(Said International Ltd 1993), p. 81.
malta 575
Mercieca, A., “Sir Adriano Dingli: Sommo Statista, Legislatore, Magistrato” (Part 1),
1 Melita Historica: Journal of the Malta Historical Society 164–184 (1954);
(Part 2) 1 Melita Historica: Journal of the Malta Historical Society 221–260

Book chapters
Bonello, G., 2004. “The Maltese Civil Code: A Brief Historical Introduction” in
Giovanni Bonello, Histories of Malta: Reflections and Rejections
(Fondazzjoni Patrimonju Malti 2004), Vol. 5
Frendo, H., “Maltese Colonial Identity: Latin, Mediterranean or British Empire?”
in Victor Mallia-Milanes (ed.), The British Colonial Experience, 1800–1964:
The Impact on Maltese Society (Mireva 1988)
Ganado, J. M., “Malta: A Microcosm of International Influences” in E. Örücü,
E. Attwooll and S. Coyle, Studies in Legal Systems: Mixed and Mixing
(Kluwer 1996)
Pullicino, J. Said, “Malta” in Robert Blackburn and Jorge Polakiewicz
(eds.), Fundamental Rights in Europe, The European Convention on
Human Rights and Its Member States 1950–2000 (Oxford University
Press 2001)
“The Ombudsman: His Role in Human Rights Protection and Promotion” in
David Zammit (ed.), Maltese Perspectives on Human Rights (Dormax Press

Bonavita, I., Raccolta delle leggi di procedura delle Corti superiori Ordinarie di
Malta pubblicate dal 1814 al 1840 come sono attualmente in vigore
(Tipografia Anglo-Maltese 1841)
Saggio sulla prova giudiziaria considerata in rapporto all’attuale legislazione
maltese (Tipografia Anglo-Maltese 1844, 2nd edn, 1849)
Cremona, F., Notes on Maltese Maritime Law (Part 1) (George Schembri (ed.)
De Bono, P., Sommario della Storia della Legislazione Maltese (Malta 1897)

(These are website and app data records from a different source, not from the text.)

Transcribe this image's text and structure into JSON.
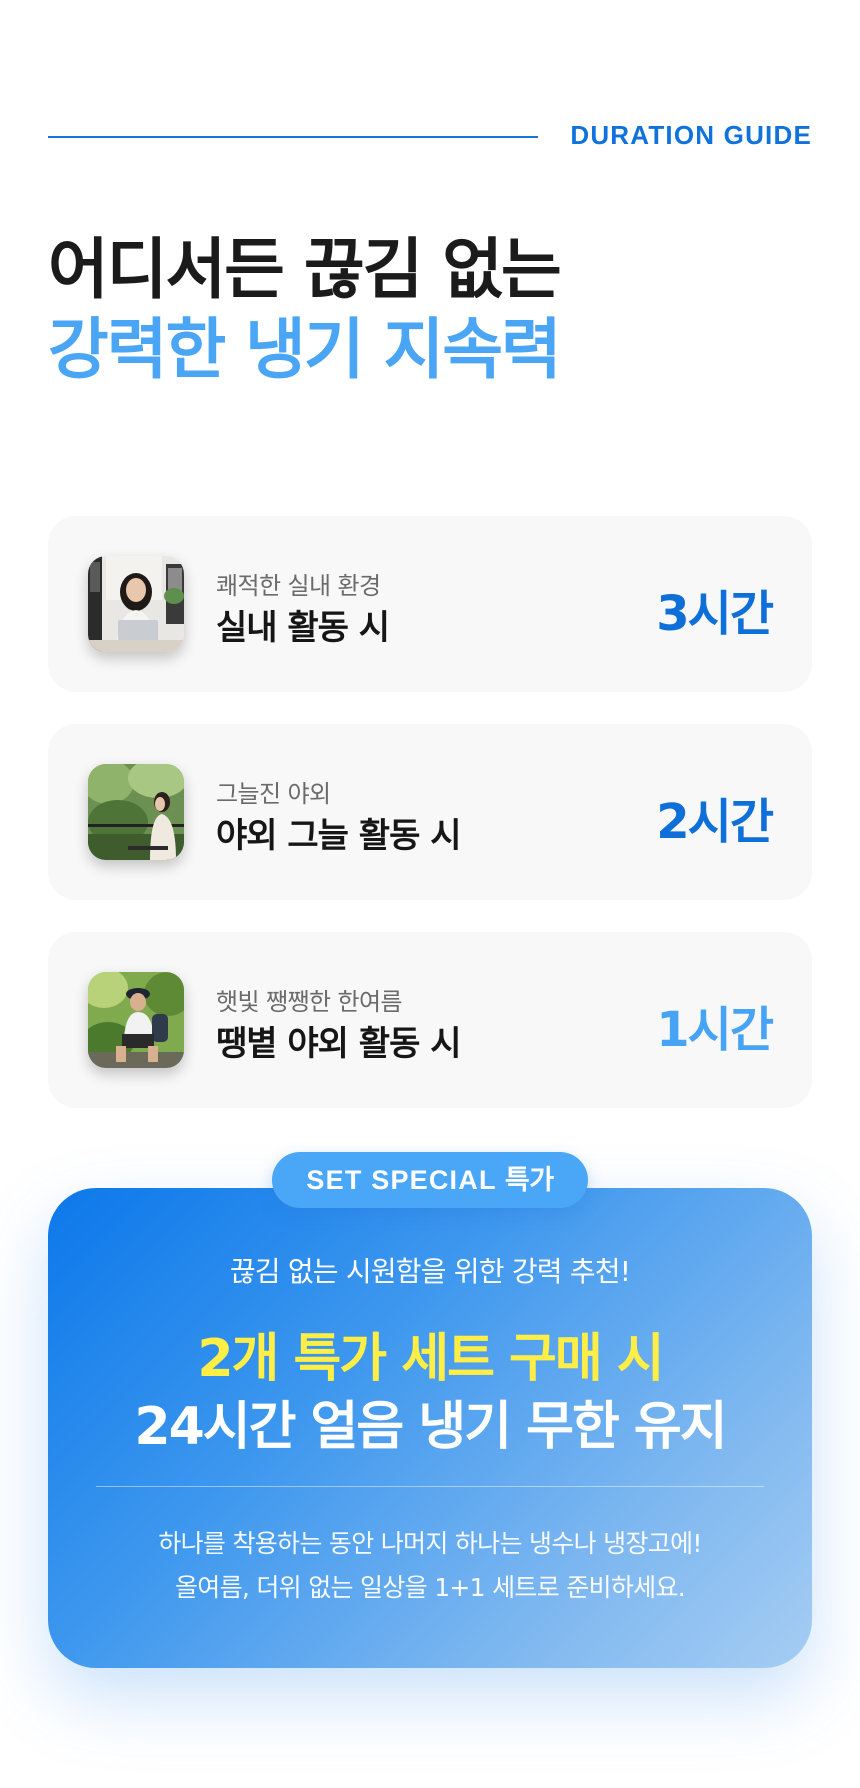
{
  "header": {
    "label": "DURATION GUIDE",
    "headline_line1": "어디서든 끊김 없는",
    "headline_line2": "강력한 냉기 지속력"
  },
  "durations": [
    {
      "subtitle": "쾌적한 실내 환경",
      "title": "실내 활동 시",
      "hours": "3시간",
      "hours_color": "#0f6fd8",
      "image": "woman-with-laptop-indoors-photo"
    },
    {
      "subtitle": "그늘진 야외",
      "title": "야외 그늘 활동 시",
      "hours": "2시간",
      "hours_color": "#0f6fd8",
      "image": "woman-sitting-in-shaded-park-photo"
    },
    {
      "subtitle": "햇빛 쨍쨍한 한여름",
      "title": "땡볕 야외 활동 시",
      "hours": "1시간",
      "hours_color": "#47a3f3",
      "image": "hiker-resting-in-sunny-forest-photo"
    }
  ],
  "promo": {
    "badge_en": "SET SPECIAL",
    "badge_ko": "특가",
    "lead": "끊김 없는 시원함을 위한 강력 추천!",
    "headline1": "2개 특가 세트 구매 시",
    "headline2": "24시간 얼음 냉기 무한 유지",
    "note1": "하나를 착용하는 동안 나머지 하나는 냉수나 냉장고에!",
    "note2": "올여름, 더위 없는 일상을 1+1 세트로 준비하세요.",
    "accent_yellow": "#ffee45",
    "gradient_start": "#0c78ea",
    "gradient_end": "#a6cdf3"
  }
}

Dingli, A., Appunti (University of Malta Library ms)
Ganado, M. (ed.), Introduction to Maltese Financial Services Law (Allied

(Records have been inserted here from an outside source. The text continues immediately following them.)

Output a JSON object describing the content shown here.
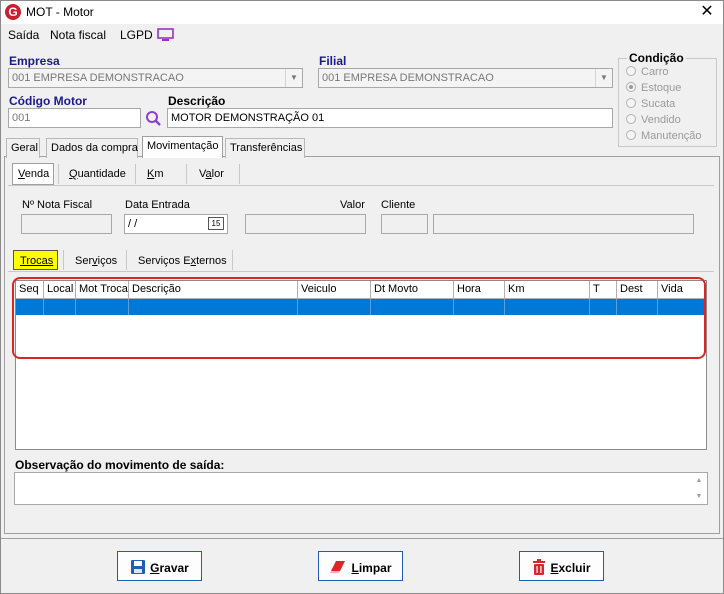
{
  "window": {
    "title": "MOT - Motor",
    "app_icon_letter": "G",
    "close_glyph": "✕"
  },
  "menu": {
    "items": [
      "Saída",
      "Nota fiscal",
      "LGPD"
    ]
  },
  "empresa": {
    "label": "Empresa",
    "value": "001 EMPRESA DEMONSTRACAO"
  },
  "filial": {
    "label": "Filial",
    "value": "001 EMPRESA DEMONSTRACAO"
  },
  "codigo": {
    "label": "Código Motor",
    "value": "001"
  },
  "descricao": {
    "label": "Descrição",
    "value": "MOTOR DEMONSTRAÇÃO 01"
  },
  "condicao": {
    "label": "Condição",
    "options": [
      "Carro",
      "Estoque",
      "Sucata",
      "Vendido",
      "Manutenção"
    ],
    "selected_index": 1
  },
  "tabs": {
    "items": [
      "Geral",
      "Dados da compra",
      "Movimentação",
      "Transferências"
    ],
    "active_index": 2
  },
  "sub_tabs": {
    "venda": {
      "label_u": "V",
      "label_rest": "enda"
    },
    "quantidade": {
      "label_u": "Q",
      "label_rest": "uantidade"
    },
    "km": {
      "label_u": "K",
      "label_rest": "m"
    },
    "valor": {
      "label_pre": "V",
      "label_u": "a",
      "label_rest": "lor"
    }
  },
  "venda_fields": {
    "nota_fiscal": "Nº Nota Fiscal",
    "data_entrada": "Data Entrada",
    "data_value": " / /",
    "valor": "Valor",
    "cliente": "Cliente"
  },
  "inner_tabs": {
    "trocas": {
      "label_u": "T",
      "label_rest": "rocas"
    },
    "servicos": {
      "label_pre": "Ser",
      "label_u": "v",
      "label_rest": "iços"
    },
    "externos": {
      "label_pre": "Serviços E",
      "label_u": "x",
      "label_rest": "ternos"
    }
  },
  "grid": {
    "columns": [
      "Seq",
      "Local",
      "Mot Troca",
      "Descrição",
      "Veiculo",
      "Dt Movto",
      "Hora",
      "Km",
      "T",
      "Dest",
      "Vida"
    ]
  },
  "observacao": {
    "label": "Observação do movimento de saída:",
    "value": ""
  },
  "buttons": {
    "gravar": {
      "label_u": "G",
      "label_rest": "ravar"
    },
    "limpar": {
      "label_u": "L",
      "label_rest": "impar"
    },
    "excluir": {
      "label_u": "E",
      "label_rest": "xcluir"
    }
  },
  "colors": {
    "accent": "#0078d7",
    "label_blue": "#1a1a8c",
    "highlight": "#d9262b",
    "active_subtab": "#ffff00"
  }
}
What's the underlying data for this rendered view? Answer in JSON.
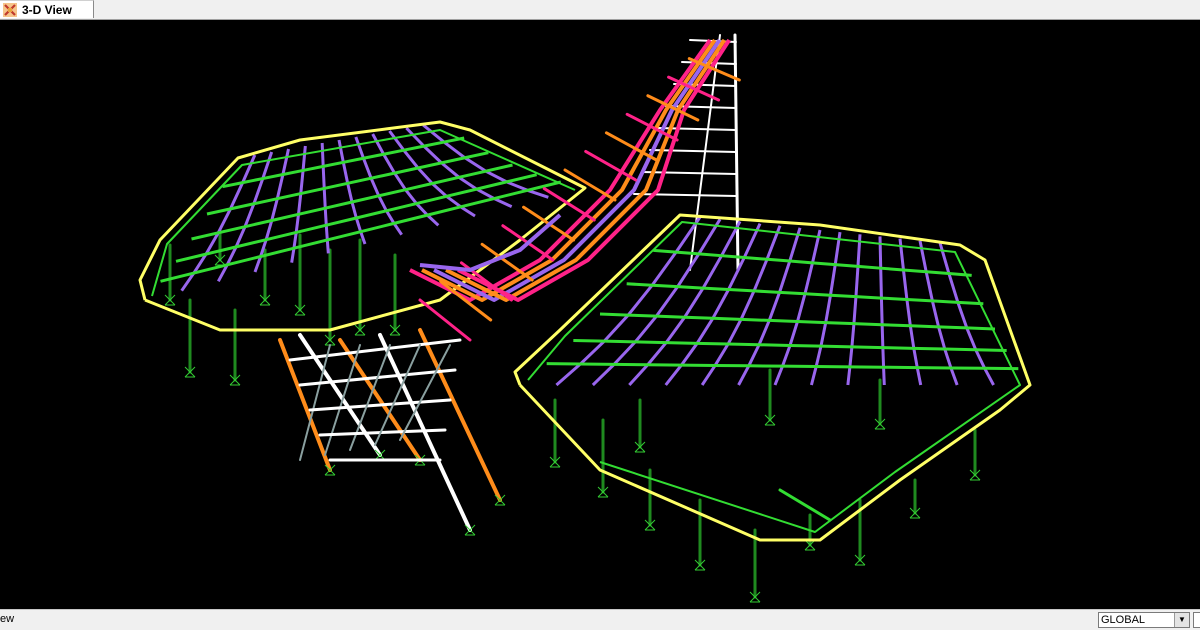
{
  "tab": {
    "label": "3-D View",
    "icon": "etabs-app-icon"
  },
  "status": {
    "text": "ew"
  },
  "coord_system": {
    "selected": "GLOBAL",
    "arrow": "▼"
  },
  "colors": {
    "background": "#000000",
    "edge_beam": "#ffff66",
    "primary_beam": "#33dd33",
    "secondary_beam": "#9966ee",
    "brace_orange": "#ff8c1a",
    "brace_magenta": "#ff2288",
    "white_frame": "#ffffff",
    "column": "#1f8a1f",
    "support": "#33cc33"
  }
}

Publications 2009)
Harding, H., Maltese Legal History under British Rule (1801–1836) (Progress
Publishers 1980)
Hough, B. and Davis, H., Coleridge’s Laws: A Study of Coleridge in Malta
(OpenBooks 2010)

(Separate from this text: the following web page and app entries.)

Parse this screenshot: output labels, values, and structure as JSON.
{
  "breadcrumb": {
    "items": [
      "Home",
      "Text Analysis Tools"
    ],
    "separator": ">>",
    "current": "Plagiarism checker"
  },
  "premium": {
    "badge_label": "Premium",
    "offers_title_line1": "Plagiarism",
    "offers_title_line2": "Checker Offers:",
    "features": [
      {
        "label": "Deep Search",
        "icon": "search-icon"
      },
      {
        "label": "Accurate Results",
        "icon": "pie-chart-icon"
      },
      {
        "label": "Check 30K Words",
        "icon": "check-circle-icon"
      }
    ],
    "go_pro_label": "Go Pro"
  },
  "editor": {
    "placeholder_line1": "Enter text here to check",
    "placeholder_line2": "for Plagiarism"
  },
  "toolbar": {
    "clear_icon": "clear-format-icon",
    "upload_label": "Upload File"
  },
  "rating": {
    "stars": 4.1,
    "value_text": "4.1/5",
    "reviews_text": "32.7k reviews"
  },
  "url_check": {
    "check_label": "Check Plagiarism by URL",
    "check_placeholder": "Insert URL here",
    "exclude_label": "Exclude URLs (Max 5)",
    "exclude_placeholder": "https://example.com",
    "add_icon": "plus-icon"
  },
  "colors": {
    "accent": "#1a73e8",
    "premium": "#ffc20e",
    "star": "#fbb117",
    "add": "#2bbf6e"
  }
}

576 biagio andó et al .
Hull, G., The Malta Language Question: A Case Study in Cultural Imperialism
(Said International 1993)
Laferla, A. V., British Malta, (Aquilina 1945)
Micallef, A., Trattato delle procedure civili nel foro di Malta (Malta 1839)
Micallef, J. A., An Outline of Maltese Commercial Law (University of Malta Press
Muscat, A., Principles of Maltese Company Law (University of Malta Press 2007)
Pirotta, G. A., The Administrative Politics of a Micro-State (Mireva 1996)